Paper presented at Research Projects 2007, the Annual PhD Conference and Exhibition (6 March 2007) held at The Bartlett School of Architecture, UCL.
The Arcadian Library, based in London, is one of the finest collections of books reflecting European interest in the Arab and Islamic worlds. Among its c.10,000 volumes are many copies with important provenances and fine bindings. In this companion volume to no. 8 in the series, six distinguished authorities on the history of book-collecting and the ownership and use of books, and the history of bookbinding, deal with significant aspects of the Library’s holdings from these varied perspectives.
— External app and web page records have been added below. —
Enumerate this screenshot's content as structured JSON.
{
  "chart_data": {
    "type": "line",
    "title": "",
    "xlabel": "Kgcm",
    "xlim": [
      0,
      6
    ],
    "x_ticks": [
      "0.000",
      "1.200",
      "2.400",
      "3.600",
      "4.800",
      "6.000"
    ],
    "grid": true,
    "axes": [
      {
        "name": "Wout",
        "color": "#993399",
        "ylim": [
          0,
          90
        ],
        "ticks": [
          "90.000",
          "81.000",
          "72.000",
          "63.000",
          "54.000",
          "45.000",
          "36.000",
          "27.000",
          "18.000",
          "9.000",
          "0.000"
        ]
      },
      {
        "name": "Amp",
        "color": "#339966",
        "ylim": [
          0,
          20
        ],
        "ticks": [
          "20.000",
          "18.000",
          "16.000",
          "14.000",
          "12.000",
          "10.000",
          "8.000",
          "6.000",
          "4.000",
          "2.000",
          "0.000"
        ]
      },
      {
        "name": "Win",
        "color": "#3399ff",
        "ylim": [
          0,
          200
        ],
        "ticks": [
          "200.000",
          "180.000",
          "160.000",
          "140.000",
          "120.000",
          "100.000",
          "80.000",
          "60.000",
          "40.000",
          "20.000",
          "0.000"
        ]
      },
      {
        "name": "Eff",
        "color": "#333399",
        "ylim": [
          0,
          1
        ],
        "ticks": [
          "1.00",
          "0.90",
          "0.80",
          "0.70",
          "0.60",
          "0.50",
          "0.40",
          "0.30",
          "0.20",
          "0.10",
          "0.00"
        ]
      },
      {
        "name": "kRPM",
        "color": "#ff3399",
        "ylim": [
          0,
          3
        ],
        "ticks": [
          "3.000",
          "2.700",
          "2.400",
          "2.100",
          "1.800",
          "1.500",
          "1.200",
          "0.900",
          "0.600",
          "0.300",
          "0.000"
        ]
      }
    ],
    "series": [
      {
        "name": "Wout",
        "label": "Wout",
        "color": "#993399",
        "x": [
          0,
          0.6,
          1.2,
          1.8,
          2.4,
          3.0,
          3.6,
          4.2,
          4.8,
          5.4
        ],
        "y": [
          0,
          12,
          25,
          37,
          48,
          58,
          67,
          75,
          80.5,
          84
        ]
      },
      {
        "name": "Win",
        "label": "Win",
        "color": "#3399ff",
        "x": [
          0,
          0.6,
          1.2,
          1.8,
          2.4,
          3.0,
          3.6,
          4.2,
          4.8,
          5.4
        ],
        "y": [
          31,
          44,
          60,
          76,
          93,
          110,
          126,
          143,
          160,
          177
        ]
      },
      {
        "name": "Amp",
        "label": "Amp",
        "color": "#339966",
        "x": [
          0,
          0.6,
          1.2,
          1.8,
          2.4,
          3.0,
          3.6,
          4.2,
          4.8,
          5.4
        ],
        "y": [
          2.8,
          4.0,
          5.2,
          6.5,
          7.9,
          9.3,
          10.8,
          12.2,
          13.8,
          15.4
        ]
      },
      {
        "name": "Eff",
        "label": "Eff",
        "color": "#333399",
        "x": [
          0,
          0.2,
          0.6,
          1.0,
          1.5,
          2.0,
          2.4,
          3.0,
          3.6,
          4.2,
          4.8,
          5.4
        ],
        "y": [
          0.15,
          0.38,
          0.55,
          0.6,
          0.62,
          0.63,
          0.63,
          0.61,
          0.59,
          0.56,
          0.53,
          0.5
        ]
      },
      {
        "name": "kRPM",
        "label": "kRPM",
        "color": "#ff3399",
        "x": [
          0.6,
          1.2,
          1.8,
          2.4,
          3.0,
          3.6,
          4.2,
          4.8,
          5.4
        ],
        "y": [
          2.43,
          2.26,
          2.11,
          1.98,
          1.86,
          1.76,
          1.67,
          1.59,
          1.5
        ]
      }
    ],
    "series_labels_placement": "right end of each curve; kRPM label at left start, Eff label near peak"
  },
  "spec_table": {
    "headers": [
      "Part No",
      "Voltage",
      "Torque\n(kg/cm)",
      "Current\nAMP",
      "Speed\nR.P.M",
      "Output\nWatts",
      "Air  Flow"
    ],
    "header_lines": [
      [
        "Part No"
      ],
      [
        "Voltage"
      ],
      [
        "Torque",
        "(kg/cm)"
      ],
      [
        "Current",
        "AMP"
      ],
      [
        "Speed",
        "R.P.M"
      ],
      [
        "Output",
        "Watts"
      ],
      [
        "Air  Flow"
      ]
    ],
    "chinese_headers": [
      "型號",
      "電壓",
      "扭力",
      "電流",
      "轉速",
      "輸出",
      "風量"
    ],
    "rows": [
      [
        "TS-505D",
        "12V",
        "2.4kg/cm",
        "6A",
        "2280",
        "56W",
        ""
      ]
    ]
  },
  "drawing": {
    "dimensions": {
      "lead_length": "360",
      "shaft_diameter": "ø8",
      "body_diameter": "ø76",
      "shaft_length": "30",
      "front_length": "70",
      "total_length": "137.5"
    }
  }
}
The two opening essays, by Alastair Hamilton and Giles Mandelbrote, survey, respectively, notable European and British provenances, including royal, princely, aristocratic and learned owners, celebrated later collectors, and some remarkable annotated copies and copies associated with their authors.
The paper proposes to address the space of the book as a site for both architectural practice and theoretical investigation
At the end of the sixteenth century Jean Jacques Boissard published in Frankfurt on the Main a multi-volume book, in Latin, titled Romanae urbis topographia et antiquitates (1597-1602), which describes and depicts all the antiquities of Rome that could be of interest to a foreigner at the time. The book contains several hundred engravings of marble statues, amphitheatres, obelisks and tombstones, of which many were reused in subsequent editions such as the German translation, titled Topographia urbis Romae (1681) or ‘Topography of Rome’. Topographia rearranges material gleaned from the first tomes in a single volume according to what could be seen and observed in the space of four days time by a Wandersmann walking through the city. But does Topographia also make it possible for a reader to experience such a journey in the book, independently from any reference to an existing city? I argue in this article that Boissard effectively reworked or rebuilt, statue-by-statue as it were, the cityscape of Rome in the space of the book, thereby producing what I call a ‘bookscape’. Reading Topographia today means animating the scene of this displacement (from cityscape to bookscape) in view of the realisation of a fantasy – the fantasy of an eternal city, composed of fragments dispersed in time as well as in space. The object of this dispersion can be known as the Rome-scape.
Paper presented at the Who Owns Our Cities? symposium held at Arts University Bournemouth, 4 March 2015